10. Being a hijabi means people hold you up to higher standards.

If I'm seen talking to a man as a non-hijabi, it's not a big deal. But talking to a man as a hijabi means people are suddenly like, "Oh, she's the kind of hijabi who hangs out with men." And if I wear a lot of make-up, they're all, "She's wearing a bit too much make-up for a hijabi."

11. But hijabis judge other hijabis too.

As a hijabi, I tend to notice other hijabis around me. Which means I'm prone to judging other hijabis in terms of what they wear and how they do their hijab.

12. You can be a hijabi and have a love life.

Wearing a hijab doesn't mean that men stop being interested in you. Muslims, and non-Muslims, are interested, so your love life certainly won't become non-existent.
weheartit.com / Via weheartit.com

Wearing a hijab doesn't mean that men stop being interested in you. Muslims, and non-Muslims, are interested, so your love life certainly won't become non-existent.

13. Being a hijabi doesn't mean you're better than non-hijabis or any other Muslims.

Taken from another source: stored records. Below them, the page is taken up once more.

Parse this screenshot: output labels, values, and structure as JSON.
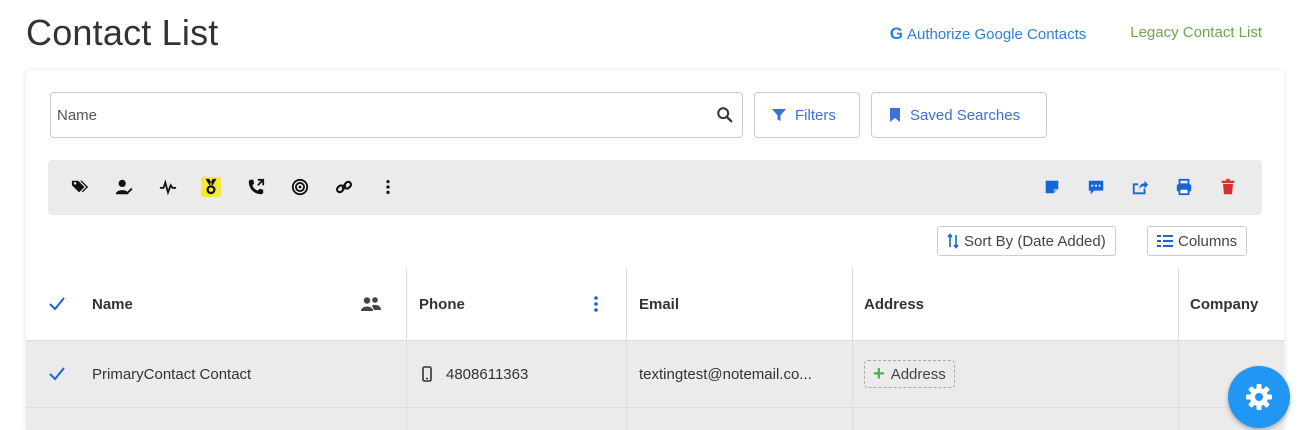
{
  "page": {
    "title": "Contact List"
  },
  "top_links": {
    "google": "Authorize Google Contacts",
    "google_glyph": "G",
    "legacy": "Legacy Contact List"
  },
  "search": {
    "placeholder": "Name",
    "value": ""
  },
  "buttons": {
    "filters": "Filters",
    "saved_searches": "Saved Searches",
    "sort_by": "Sort By (Date Added)",
    "columns": "Columns"
  },
  "toolbar": {
    "left_icons": [
      "tags-icon",
      "user-edit-icon",
      "activity-icon",
      "medal-icon",
      "phone-arrow-icon",
      "bullseye-icon",
      "link-icon",
      "more-vertical-icon"
    ],
    "right_icons": [
      "note-icon",
      "message-icon",
      "share-icon",
      "print-icon",
      "trash-icon"
    ],
    "highlight_color": "#f5e83a"
  },
  "table": {
    "headers": {
      "name": "Name",
      "phone": "Phone",
      "email": "Email",
      "address": "Address",
      "company": "Company"
    },
    "rows": [
      {
        "name": "PrimaryContact Contact",
        "phone": "4808611363",
        "email": "textingtest@notemail.co...",
        "address_button": "Address"
      }
    ]
  },
  "colors": {
    "accent": "#3d6fd8",
    "google": "#2f7fd8",
    "legacy": "#6aa84f",
    "fab": "#2196f3",
    "trash": "#d32f2f"
  }
}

When you put on a hijab, people may think you're on some kind of "higher religious level", but it's important to remember that people who don't wear hijabs can be just as religious as you. Islam isn't about appearance; it's a religion based on inner intentions.
Via happinessishomemade.net

When you put on a hijab, people may think you're on some kind of "higher religious level", but it's important to remember that people who don't wear hijabs can be just as religious as you. Islam isn't about appearance; it's a religion based on inner intentions.

14. But most importantly, you can still completely be yourself.

Whether you enjoy rapping to yourself in your favourite hoodie or dancing in your room wearing pyjamas, hijabis are the exact same as other girls. More than anything, I was happy to learn that I didn't have to change who I was. Rather, I realised that my hijab was a part of who I already was.